- TASK DETAILS:
Write each of the records out again exactly.

>>

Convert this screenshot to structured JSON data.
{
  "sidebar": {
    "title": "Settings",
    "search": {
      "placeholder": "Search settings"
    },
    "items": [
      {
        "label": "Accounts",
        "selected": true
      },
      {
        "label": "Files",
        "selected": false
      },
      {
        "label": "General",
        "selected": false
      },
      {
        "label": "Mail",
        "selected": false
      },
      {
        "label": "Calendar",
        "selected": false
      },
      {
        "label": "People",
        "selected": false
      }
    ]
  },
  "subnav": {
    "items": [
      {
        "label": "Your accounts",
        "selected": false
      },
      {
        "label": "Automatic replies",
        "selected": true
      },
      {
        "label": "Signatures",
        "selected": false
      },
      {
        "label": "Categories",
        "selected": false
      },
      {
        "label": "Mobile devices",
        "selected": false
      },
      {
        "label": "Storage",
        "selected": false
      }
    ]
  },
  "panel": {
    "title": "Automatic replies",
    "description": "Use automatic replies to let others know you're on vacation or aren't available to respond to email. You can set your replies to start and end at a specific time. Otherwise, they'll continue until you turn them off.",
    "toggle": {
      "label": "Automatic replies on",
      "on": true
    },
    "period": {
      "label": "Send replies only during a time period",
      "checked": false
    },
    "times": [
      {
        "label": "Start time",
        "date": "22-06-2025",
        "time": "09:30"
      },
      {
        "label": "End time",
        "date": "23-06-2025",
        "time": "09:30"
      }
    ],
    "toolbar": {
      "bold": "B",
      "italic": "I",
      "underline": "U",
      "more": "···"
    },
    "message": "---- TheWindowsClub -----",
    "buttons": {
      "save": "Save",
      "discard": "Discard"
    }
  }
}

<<

- SOLUTION FOR THIS TASK:
Convert this screenshot to structured JSON data.
{
  "sidebar": {
    "title": "Settings",
    "search": {
      "placeholder": "Search settings"
    },
    "items": [
      {
        "label": "Accounts",
        "selected": true
      },
      {
        "label": "Files",
        "selected": false
      },
      {
        "label": "General",
        "selected": false
      },
      {
        "label": "Mail",
        "selected": false
      },
      {
        "label": "Calendar",
        "selected": false
      },
      {
        "label": "People",
        "selected": false
      }
    ]
  },
  "subnav": {
    "items": [
      {
        "label": "Your accounts",
        "selected": false
      },
      {
        "label": "Automatic replies",
        "selected": true
      },
      {
        "label": "Signatures",
        "selected": false
      },
      {
        "label": "Categories",
        "selected": false
      },
      {
        "label": "Mobile devices",
        "selected": false
      },
      {
        "label": "Storage",
        "selected": false
      }
    ]
  },
  "panel": {
    "title": "Automatic replies",
    "description": "Use automatic replies to let others know you're on vacation or aren't available to respond to email. You can set your replies to start and end at a specific time. Otherwise, they'll continue until you turn them off.",
    "toggle": {
      "label": "Automatic replies on",
      "on": true
    },
    "period": {
      "label": "Send replies only during a time period",
      "checked": false
    },
    "times": [
      {
        "label": "Start time",
        "date": "22-06-2025",
        "time": "09:30"
      },
      {
        "label": "End time",
        "date": "23-06-2025",
        "time": "09:30"
      }
    ],
    "toolbar": {
      "bold": "B",
      "italic": "I",
      "underline": "U",
      "more": "···"
    },
    "message": "---- TheWindowsClub -----",
    "buttons": {
      "save": "Save",
      "discard": "Discard"
    }
  }
}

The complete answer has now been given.